What is needed:
Among the entries below, find the lines with the word "timestamp" and return them.

[Extracted data entries]
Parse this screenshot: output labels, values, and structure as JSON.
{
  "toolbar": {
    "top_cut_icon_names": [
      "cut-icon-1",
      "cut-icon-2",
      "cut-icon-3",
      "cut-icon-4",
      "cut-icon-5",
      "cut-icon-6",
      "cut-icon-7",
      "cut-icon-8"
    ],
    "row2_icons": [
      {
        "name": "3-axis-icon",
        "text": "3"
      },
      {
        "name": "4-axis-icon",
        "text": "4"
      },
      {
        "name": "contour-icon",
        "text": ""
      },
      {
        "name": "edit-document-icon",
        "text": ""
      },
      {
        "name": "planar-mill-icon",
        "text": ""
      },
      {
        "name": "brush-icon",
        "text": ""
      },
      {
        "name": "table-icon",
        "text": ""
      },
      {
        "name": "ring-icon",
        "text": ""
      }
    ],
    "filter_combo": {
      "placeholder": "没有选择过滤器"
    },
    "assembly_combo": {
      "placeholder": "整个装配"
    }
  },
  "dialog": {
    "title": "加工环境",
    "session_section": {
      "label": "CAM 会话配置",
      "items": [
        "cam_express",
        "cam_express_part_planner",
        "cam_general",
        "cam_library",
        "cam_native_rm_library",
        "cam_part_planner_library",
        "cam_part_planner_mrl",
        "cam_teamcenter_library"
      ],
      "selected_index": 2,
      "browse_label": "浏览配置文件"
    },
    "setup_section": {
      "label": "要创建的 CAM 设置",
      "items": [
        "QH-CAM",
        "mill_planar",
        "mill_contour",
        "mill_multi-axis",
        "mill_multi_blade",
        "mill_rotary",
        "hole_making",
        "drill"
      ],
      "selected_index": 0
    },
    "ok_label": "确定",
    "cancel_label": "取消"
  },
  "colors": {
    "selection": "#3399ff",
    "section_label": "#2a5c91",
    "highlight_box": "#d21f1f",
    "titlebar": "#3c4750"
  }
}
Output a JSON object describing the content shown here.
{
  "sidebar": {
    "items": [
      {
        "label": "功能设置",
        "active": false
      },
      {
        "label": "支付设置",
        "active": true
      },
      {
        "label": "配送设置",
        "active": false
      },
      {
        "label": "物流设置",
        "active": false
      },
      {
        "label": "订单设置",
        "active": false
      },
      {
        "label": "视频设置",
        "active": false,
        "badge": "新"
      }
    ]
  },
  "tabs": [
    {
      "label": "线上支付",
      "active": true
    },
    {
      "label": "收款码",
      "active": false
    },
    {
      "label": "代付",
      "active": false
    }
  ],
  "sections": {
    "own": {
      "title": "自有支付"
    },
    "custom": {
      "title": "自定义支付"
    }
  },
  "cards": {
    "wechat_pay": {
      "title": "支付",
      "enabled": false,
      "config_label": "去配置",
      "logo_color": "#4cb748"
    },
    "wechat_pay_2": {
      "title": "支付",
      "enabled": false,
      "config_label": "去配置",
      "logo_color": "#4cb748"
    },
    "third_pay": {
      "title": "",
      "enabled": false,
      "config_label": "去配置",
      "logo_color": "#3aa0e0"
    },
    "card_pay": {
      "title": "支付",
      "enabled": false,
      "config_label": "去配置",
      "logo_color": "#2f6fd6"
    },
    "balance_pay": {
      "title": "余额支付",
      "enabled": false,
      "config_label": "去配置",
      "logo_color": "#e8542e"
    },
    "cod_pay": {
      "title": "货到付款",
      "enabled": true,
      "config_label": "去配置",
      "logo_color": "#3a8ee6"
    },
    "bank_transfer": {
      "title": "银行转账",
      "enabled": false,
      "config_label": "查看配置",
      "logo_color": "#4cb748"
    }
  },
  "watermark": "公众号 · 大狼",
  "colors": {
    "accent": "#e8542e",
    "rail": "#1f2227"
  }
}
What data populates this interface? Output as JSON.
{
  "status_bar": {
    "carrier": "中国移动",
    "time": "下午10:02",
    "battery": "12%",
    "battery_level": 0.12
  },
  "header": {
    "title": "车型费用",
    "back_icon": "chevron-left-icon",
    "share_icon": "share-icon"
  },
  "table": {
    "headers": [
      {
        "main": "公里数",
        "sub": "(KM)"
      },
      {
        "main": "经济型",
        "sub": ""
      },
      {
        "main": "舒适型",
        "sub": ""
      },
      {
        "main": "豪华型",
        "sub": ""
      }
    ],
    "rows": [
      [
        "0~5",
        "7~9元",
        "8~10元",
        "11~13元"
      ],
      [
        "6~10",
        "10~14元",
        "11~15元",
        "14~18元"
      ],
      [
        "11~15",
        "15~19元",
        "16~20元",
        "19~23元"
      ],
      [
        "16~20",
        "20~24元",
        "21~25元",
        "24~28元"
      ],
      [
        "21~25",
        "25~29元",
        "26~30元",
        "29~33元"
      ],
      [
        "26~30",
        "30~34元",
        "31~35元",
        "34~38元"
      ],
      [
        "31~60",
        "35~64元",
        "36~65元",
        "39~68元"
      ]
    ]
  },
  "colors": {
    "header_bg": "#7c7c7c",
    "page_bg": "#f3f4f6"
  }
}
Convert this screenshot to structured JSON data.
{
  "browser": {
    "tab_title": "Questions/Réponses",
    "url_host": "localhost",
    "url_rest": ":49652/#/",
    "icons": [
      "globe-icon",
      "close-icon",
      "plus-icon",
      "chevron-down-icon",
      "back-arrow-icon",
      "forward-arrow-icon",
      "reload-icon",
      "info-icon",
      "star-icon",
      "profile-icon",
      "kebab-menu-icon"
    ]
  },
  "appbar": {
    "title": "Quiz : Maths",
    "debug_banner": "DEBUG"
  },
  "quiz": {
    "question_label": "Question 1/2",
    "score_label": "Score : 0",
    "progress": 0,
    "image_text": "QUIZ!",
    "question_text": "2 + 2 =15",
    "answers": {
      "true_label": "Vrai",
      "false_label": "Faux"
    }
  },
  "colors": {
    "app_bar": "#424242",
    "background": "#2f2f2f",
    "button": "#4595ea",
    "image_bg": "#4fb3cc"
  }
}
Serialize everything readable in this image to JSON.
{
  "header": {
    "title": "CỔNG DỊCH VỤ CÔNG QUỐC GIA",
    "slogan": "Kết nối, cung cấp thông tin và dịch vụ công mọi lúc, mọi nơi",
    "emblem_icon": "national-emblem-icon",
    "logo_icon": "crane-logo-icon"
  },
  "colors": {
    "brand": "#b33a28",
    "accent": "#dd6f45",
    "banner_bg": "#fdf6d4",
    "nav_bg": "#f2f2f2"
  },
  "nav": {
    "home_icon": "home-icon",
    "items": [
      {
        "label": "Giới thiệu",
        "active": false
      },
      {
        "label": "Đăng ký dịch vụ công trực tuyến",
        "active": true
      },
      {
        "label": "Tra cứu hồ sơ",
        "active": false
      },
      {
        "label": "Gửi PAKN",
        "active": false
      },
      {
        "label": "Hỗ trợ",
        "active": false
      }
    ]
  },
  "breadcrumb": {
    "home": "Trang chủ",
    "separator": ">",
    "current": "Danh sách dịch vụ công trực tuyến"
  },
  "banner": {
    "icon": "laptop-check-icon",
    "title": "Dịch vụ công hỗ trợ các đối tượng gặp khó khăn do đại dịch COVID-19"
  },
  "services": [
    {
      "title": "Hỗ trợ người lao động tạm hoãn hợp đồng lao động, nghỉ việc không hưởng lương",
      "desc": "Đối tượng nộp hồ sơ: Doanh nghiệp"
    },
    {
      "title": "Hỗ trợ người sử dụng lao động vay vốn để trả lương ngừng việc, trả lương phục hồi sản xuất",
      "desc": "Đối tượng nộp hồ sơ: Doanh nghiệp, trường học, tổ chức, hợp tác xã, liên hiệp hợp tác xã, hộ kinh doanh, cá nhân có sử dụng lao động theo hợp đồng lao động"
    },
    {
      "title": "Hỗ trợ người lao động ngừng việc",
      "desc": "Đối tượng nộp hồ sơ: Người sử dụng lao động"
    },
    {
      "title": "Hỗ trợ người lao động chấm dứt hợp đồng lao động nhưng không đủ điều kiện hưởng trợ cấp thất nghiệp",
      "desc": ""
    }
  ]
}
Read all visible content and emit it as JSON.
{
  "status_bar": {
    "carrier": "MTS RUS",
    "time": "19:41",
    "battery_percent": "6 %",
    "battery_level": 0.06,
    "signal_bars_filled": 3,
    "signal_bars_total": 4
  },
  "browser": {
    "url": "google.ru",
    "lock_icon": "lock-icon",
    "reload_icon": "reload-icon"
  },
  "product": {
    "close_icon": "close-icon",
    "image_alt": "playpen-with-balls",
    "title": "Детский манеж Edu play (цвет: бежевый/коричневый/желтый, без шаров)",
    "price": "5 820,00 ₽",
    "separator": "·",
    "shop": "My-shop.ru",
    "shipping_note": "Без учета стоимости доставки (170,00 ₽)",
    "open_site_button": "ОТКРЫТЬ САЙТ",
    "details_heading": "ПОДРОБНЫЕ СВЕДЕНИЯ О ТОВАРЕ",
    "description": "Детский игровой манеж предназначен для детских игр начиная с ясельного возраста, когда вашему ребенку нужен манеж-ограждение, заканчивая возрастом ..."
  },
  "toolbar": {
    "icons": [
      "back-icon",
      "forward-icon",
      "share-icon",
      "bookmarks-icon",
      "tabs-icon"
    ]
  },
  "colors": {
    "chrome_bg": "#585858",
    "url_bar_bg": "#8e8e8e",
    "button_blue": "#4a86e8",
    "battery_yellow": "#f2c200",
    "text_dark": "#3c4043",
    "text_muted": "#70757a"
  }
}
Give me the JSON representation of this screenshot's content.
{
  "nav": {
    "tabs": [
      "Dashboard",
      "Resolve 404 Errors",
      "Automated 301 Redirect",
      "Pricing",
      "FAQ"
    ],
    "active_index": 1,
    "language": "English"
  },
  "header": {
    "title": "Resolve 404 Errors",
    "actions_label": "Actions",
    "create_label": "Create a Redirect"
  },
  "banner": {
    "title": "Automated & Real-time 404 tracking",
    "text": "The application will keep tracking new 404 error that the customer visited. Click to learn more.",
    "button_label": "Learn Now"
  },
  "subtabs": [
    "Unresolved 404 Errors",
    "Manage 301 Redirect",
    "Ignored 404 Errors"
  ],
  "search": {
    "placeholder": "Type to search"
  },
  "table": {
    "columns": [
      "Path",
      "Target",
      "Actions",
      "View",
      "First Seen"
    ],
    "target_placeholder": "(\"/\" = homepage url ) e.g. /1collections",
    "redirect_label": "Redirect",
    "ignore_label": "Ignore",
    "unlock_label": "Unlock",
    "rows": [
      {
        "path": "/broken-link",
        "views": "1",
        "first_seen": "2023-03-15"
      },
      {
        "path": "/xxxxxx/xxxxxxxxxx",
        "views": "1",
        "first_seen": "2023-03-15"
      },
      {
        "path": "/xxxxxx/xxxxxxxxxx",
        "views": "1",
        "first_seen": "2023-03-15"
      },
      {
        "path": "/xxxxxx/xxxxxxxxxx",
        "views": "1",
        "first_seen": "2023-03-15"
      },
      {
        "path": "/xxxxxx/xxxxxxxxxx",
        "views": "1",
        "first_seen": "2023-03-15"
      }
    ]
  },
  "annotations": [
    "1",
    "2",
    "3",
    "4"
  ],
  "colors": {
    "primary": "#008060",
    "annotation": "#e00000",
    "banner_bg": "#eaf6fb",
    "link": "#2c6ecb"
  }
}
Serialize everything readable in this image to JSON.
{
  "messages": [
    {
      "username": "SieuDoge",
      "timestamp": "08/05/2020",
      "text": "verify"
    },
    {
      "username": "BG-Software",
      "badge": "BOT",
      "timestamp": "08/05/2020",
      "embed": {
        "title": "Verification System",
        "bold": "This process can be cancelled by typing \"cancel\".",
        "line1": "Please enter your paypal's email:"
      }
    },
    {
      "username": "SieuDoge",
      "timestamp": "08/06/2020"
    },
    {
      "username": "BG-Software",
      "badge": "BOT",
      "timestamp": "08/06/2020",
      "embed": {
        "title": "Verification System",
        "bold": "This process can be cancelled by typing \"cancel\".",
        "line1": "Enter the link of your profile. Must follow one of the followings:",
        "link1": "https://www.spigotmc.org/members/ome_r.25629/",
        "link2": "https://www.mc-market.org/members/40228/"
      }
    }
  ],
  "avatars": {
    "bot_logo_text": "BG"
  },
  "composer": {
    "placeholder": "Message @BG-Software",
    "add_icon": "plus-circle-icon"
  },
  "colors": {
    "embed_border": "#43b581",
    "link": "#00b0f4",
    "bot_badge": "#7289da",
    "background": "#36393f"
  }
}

Answer:
      "timestamp": "08/05/2020",
      "timestamp": "08/05/2020",
      "timestamp": "08/06/2020"
      "timestamp": "08/06/2020",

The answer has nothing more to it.